---------- SUPPLIED MATERIAL ----------
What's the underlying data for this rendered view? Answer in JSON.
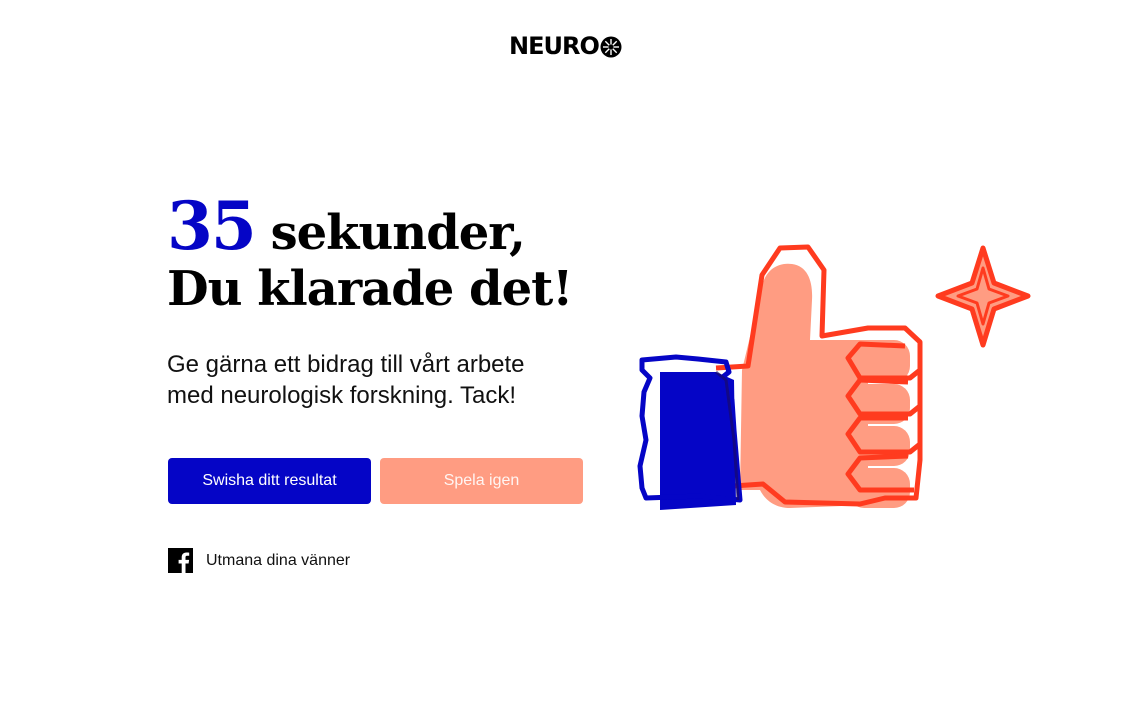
{
  "brand": {
    "logo_text": "NEURO"
  },
  "result": {
    "number": "35",
    "unit_text": "sekunder,",
    "message": "Du klarade det!"
  },
  "subtitle": "Ge gärna ett bidrag till vårt arbete med neurologisk forskning. Tack!",
  "buttons": {
    "primary_label": "Swisha ditt resultat",
    "secondary_label": "Spela igen"
  },
  "share": {
    "icon": "facebook-icon",
    "label": "Utmana dina vänner"
  },
  "illustration": {
    "icon": "thumbs-up-icon",
    "sparkle": "sparkle-icon"
  },
  "colors": {
    "accent_blue": "#0505c6",
    "coral": "#ff9c82",
    "red_outline": "#ff3b1f",
    "text": "#000000"
  }
}
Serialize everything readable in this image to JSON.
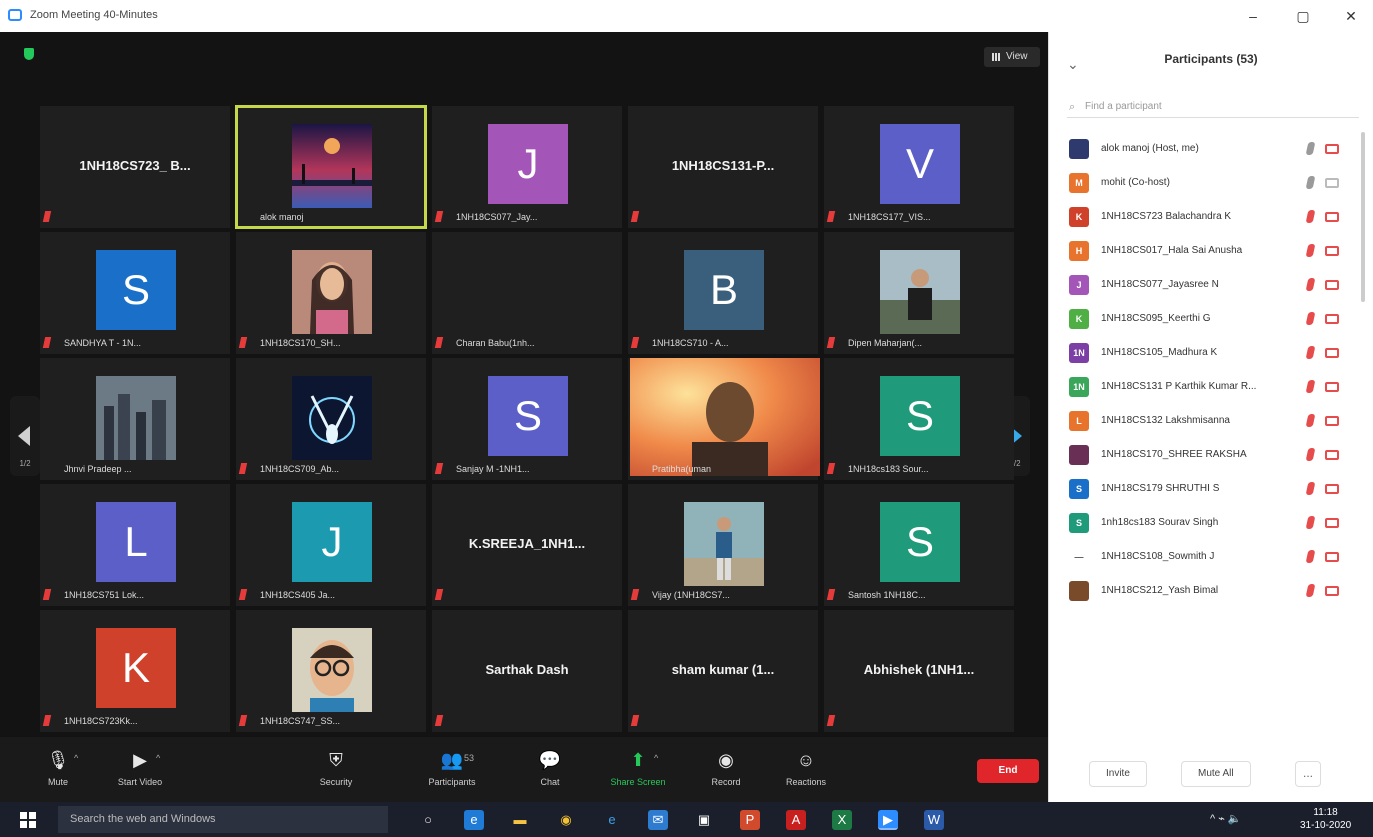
{
  "window": {
    "title": "Zoom Meeting 40-Minutes",
    "controls": [
      "–",
      "▢",
      "✕"
    ]
  },
  "meeting": {
    "view_label": "View",
    "nav_left_page": "1/2",
    "nav_right_page": "1/2",
    "tiles": [
      {
        "type": "text",
        "label": "1NH18CS723_ B...",
        "muted": true
      },
      {
        "type": "photo",
        "photo": "sunset-art",
        "name": "alok manoj",
        "muted": false,
        "active": true
      },
      {
        "type": "avatar",
        "letter": "J",
        "color": "#a455b8",
        "name": "1NH18CS077_Jay...",
        "muted": true
      },
      {
        "type": "text",
        "label": "1NH18CS131-P...",
        "muted": true
      },
      {
        "type": "avatar",
        "letter": "V",
        "color": "#5b5fc7",
        "name": "1NH18CS177_VIS...",
        "muted": true
      },
      {
        "type": "avatar",
        "letter": "S",
        "color": "#1a6fc9",
        "name": "SANDHYA T - 1N...",
        "muted": true
      },
      {
        "type": "photo",
        "photo": "woman-portrait",
        "name": "1NH18CS170_SH...",
        "muted": true
      },
      {
        "type": "blank",
        "name": "Charan Babu(1nh...",
        "muted": true
      },
      {
        "type": "avatar",
        "letter": "B",
        "color": "#3a5f7d",
        "name": "1NH18CS710 - A...",
        "muted": true
      },
      {
        "type": "photo",
        "photo": "man-outdoor",
        "name": "Dipen Maharjan(...",
        "muted": true
      },
      {
        "type": "photo",
        "photo": "city-skyline",
        "name": "Jhnvi Pradeep ...",
        "muted": false
      },
      {
        "type": "photo",
        "photo": "deer-art",
        "name": "1NH18CS709_Ab...",
        "muted": true
      },
      {
        "type": "avatar",
        "letter": "S",
        "color": "#5b5fc7",
        "name": "Sanjay M -1NH1...",
        "muted": true
      },
      {
        "type": "video",
        "photo": "live-video",
        "name": "Pratibha(uman",
        "muted": false
      },
      {
        "type": "avatar",
        "letter": "S",
        "color": "#1f9a7a",
        "name": "1NH18cs183 Sour...",
        "muted": true
      },
      {
        "type": "avatar",
        "letter": "L",
        "color": "#5b5fc7",
        "name": "1NH18CS751 Lok...",
        "muted": true
      },
      {
        "type": "avatar",
        "letter": "J",
        "color": "#1c9bb0",
        "name": "1NH18CS405 Ja...",
        "muted": true
      },
      {
        "type": "text",
        "label": "K.SREEJA_1NH1...",
        "muted": true
      },
      {
        "type": "photo",
        "photo": "man-standing",
        "name": "Vijay (1NH18CS7...",
        "muted": true
      },
      {
        "type": "avatar",
        "letter": "S",
        "color": "#1f9a7a",
        "name": "Santosh 1NH18C...",
        "muted": true
      },
      {
        "type": "avatar",
        "letter": "K",
        "color": "#d0412b",
        "name": "1NH18CS723Kk...",
        "muted": true
      },
      {
        "type": "photo",
        "photo": "man-glasses",
        "name": "1NH18CS747_SS...",
        "muted": true
      },
      {
        "type": "text",
        "label": "Sarthak Dash",
        "muted": true
      },
      {
        "type": "text",
        "label": "sham kumar (1...",
        "muted": true
      },
      {
        "type": "text",
        "label": "Abhishek (1NH1...",
        "muted": true
      }
    ]
  },
  "toolbar": {
    "mute": "Mute",
    "start_video": "Start Video",
    "security": "Security",
    "participants": "Participants",
    "participants_count": "53",
    "chat": "Chat",
    "share_screen": "Share Screen",
    "record": "Record",
    "reactions": "Reactions",
    "end": "End"
  },
  "panel": {
    "back": "⌄",
    "title": "Participants (53)",
    "search_placeholder": "Find a participant",
    "participants": [
      {
        "name": "alok manoj (Host, me)",
        "avatar": "",
        "color": "#2e3a6e",
        "mic_muted": false,
        "cam_off": true,
        "photo": true
      },
      {
        "name": "mohit (Co-host)",
        "avatar": "M",
        "color": "#e8732c",
        "mic_muted": false,
        "cam_off": false
      },
      {
        "name": "1NH18CS723 Balachandra K",
        "avatar": "K",
        "color": "#d0412b",
        "mic_muted": true,
        "cam_off": true
      },
      {
        "name": "1NH18CS017_Hala Sai Anusha",
        "avatar": "H",
        "color": "#e8732c",
        "mic_muted": true,
        "cam_off": true
      },
      {
        "name": "1NH18CS077_Jayasree N",
        "avatar": "J",
        "color": "#a455b8",
        "mic_muted": true,
        "cam_off": true
      },
      {
        "name": "1NH18CS095_Keerthi G",
        "avatar": "K",
        "color": "#4fae44",
        "mic_muted": true,
        "cam_off": true
      },
      {
        "name": "1NH18CS105_Madhura K",
        "avatar": "1N",
        "color": "#7b3fa6",
        "mic_muted": true,
        "cam_off": true
      },
      {
        "name": "1NH18CS131 P Karthik Kumar R...",
        "avatar": "1N",
        "color": "#3aa65a",
        "mic_muted": true,
        "cam_off": true
      },
      {
        "name": "1NH18CS132 Lakshmisanna",
        "avatar": "L",
        "color": "#e8732c",
        "mic_muted": true,
        "cam_off": true
      },
      {
        "name": "1NH18CS170_SHREE RAKSHA",
        "avatar": "",
        "color": "#6a2f55",
        "mic_muted": true,
        "cam_off": true,
        "photo": true
      },
      {
        "name": "1NH18CS179 SHRUTHI S",
        "avatar": "S",
        "color": "#1a6fc9",
        "mic_muted": true,
        "cam_off": true
      },
      {
        "name": "1nh18cs183 Sourav Singh",
        "avatar": "S",
        "color": "#1f9a7a",
        "mic_muted": true,
        "cam_off": true
      },
      {
        "name": "1NH18CS108_Sowmith J",
        "avatar": "—",
        "color": "#555555",
        "mic_muted": true,
        "cam_off": true,
        "dash": true
      },
      {
        "name": "1NH18CS212_Yash Bimal",
        "avatar": "",
        "color": "#7a4b2b",
        "mic_muted": true,
        "cam_off": true,
        "photo": true
      }
    ],
    "mute_all_self": "Invite",
    "mute_all": "Mute All",
    "more": "..."
  },
  "taskbar": {
    "search_placeholder": "Search the web and Windows",
    "apps": [
      "task-view",
      "edge",
      "file-explorer",
      "chrome",
      "ie",
      "mail",
      "store",
      "powerpoint",
      "acrobat",
      "excel",
      "zoom",
      "word"
    ],
    "tray": "^ ⌁ 🔈",
    "time": "11:18",
    "date": "31-10-2020"
  }
}
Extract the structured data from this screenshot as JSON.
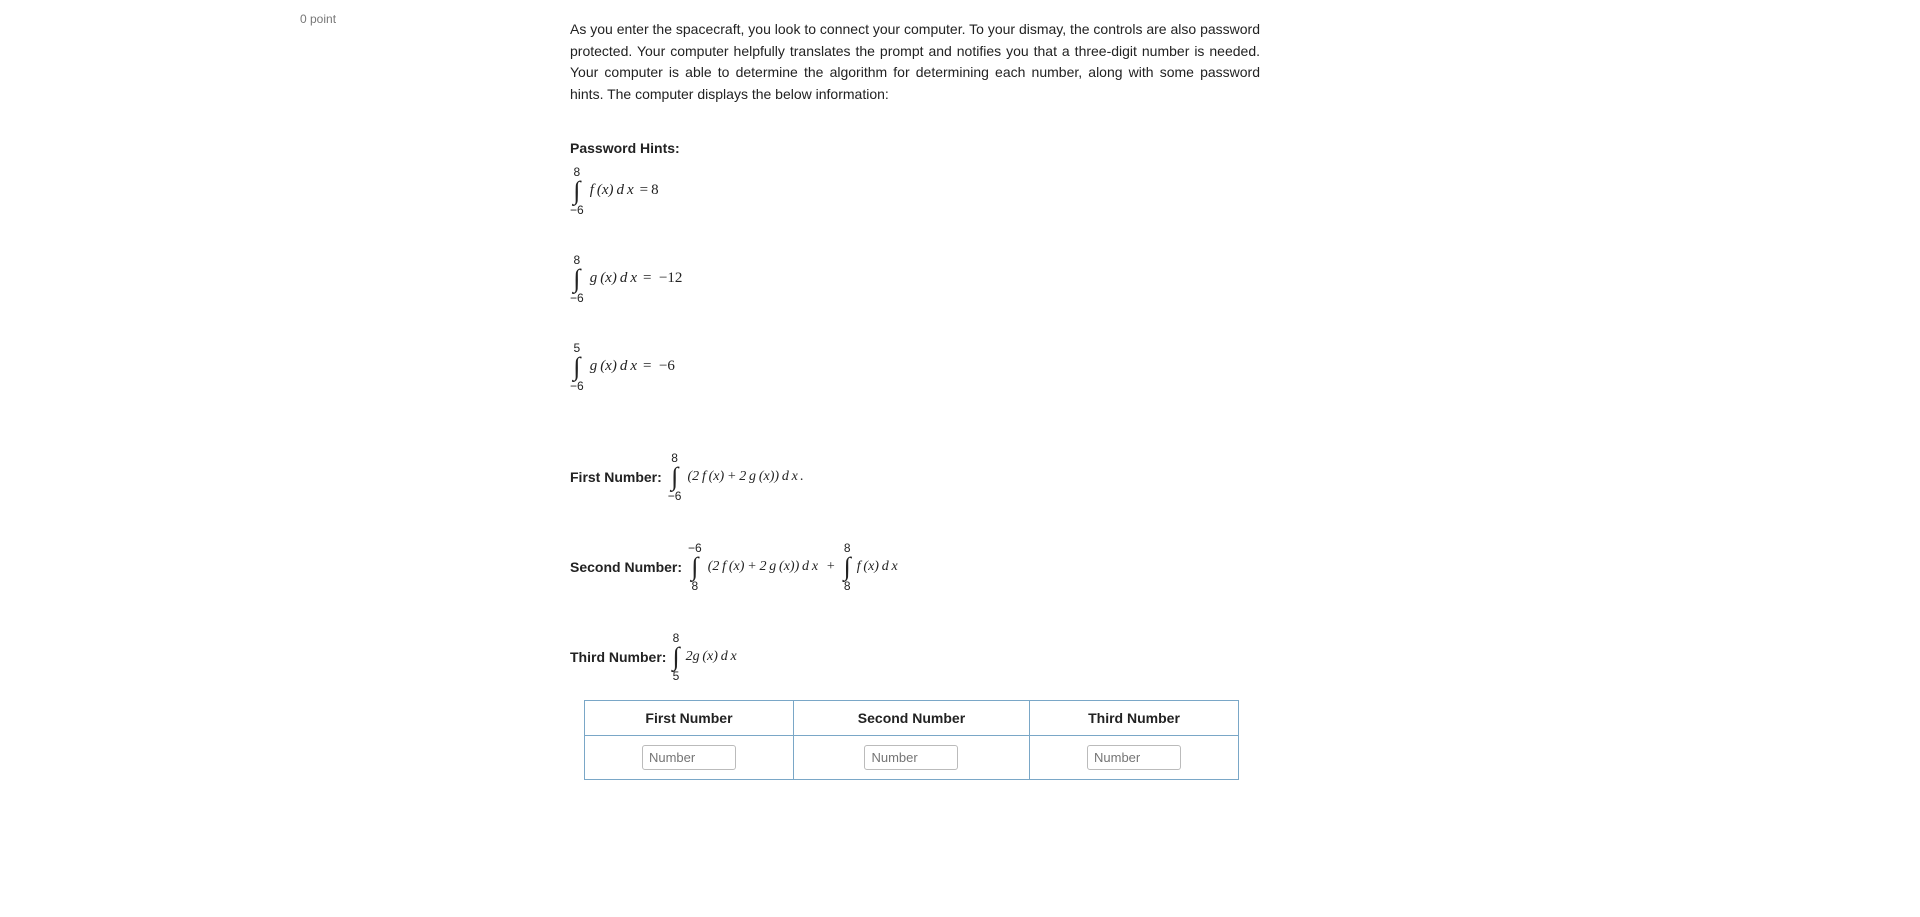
{
  "points_label": "0 point",
  "story": "As you enter the spacecraft, you look to connect your computer. To your dismay, the controls are also password protected. Your computer helpfully translates the prompt and notifies you that a three-digit number is needed. Your computer is able to determine the algorithm for determining each number, along with some password hints. The computer displays the below information:",
  "hints_title": "Password Hints:",
  "hints": {
    "h1": {
      "upper": "8",
      "lower": "−6",
      "body": "f (x) d x",
      "eq": "= 8"
    },
    "h2": {
      "upper": "8",
      "lower": "−6",
      "body": "g (x) d x",
      "eq": "= −12"
    },
    "h3": {
      "upper": "5",
      "lower": "−6",
      "body": "g (x) d x",
      "eq": "= −6"
    }
  },
  "prompts": {
    "first": {
      "label": "First Number:",
      "int1": {
        "upper": "8",
        "lower": "−6"
      },
      "body1": "(2 f (x) + 2 g (x)) d x",
      "tail": "."
    },
    "second": {
      "label": "Second Number:",
      "int1": {
        "upper": "−6",
        "lower": "8"
      },
      "body1": "(2 f (x) + 2 g (x)) d x",
      "plus": " + ",
      "int2": {
        "upper": "8",
        "lower": "8"
      },
      "body2": "f (x) d x"
    },
    "third": {
      "label": "Third Number:",
      "int1": {
        "upper": "8",
        "lower": "5"
      },
      "body1": "2g (x) d x"
    }
  },
  "table": {
    "headers": [
      "First Number",
      "Second Number",
      "Third Number"
    ],
    "placeholder": "Number"
  }
}
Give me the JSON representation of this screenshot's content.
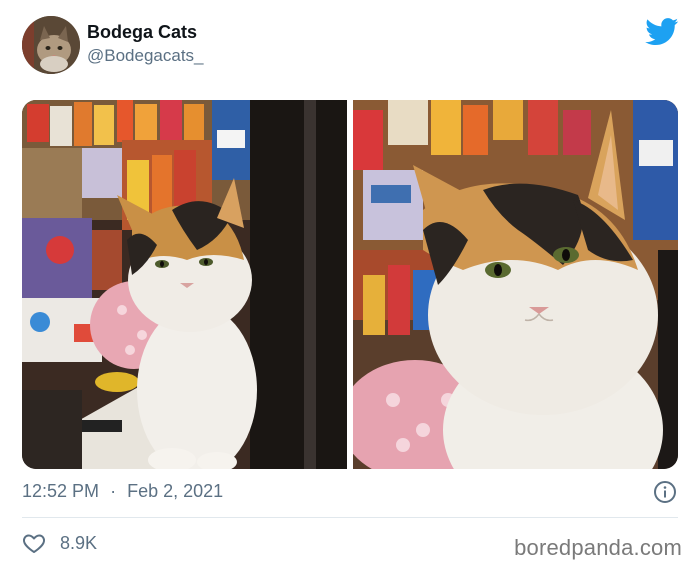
{
  "tweet": {
    "display_name": "Bodega Cats",
    "handle": "@Bodegacats_",
    "time": "12:52 PM",
    "separator": "·",
    "date": "Feb 2, 2021",
    "likes": "8.9K"
  },
  "images": [
    {
      "name": "calico-cat-photo-left",
      "subject": "calico cat sitting among bodega snacks"
    },
    {
      "name": "calico-cat-photo-right",
      "subject": "calico cat close-up in bodega"
    }
  ],
  "icons": {
    "platform": "twitter-bird-icon",
    "info": "info-icon",
    "like": "heart-icon"
  },
  "colors": {
    "brand_blue": "#1da1f2",
    "text_primary": "#0f1419",
    "text_secondary": "#5b7083",
    "divider": "#e1e8ed",
    "credit": "#7a7a7a"
  },
  "footer": {
    "credit": "boredpanda.com"
  }
}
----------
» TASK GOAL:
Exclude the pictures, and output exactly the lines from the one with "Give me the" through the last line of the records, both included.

» SOLUTION TO THE PROBLEM:
Give me the JSON representation of this screenshot's content.
{
  "tweet": {
    "display_name": "Bodega Cats",
    "handle": "@Bodegacats_",
    "time": "12:52 PM",
    "separator": "·",
    "date": "Feb 2, 2021",
    "likes": "8.9K"
  },
  "images": [
    {
      "name": "calico-cat-photo-left",
      "subject": "calico cat sitting among bodega snacks"
    },
    {
      "name": "calico-cat-photo-right",
      "subject": "calico cat close-up in bodega"
    }
  ],
  "icons": {
    "platform": "twitter-bird-icon",
    "info": "info-icon",
    "like": "heart-icon"
  },
  "colors": {
    "brand_blue": "#1da1f2",
    "text_primary": "#0f1419",
    "text_secondary": "#5b7083",
    "divider": "#e1e8ed",
    "credit": "#7a7a7a"
  },
  "footer": {
    "credit": "boredpanda.com"
  }
}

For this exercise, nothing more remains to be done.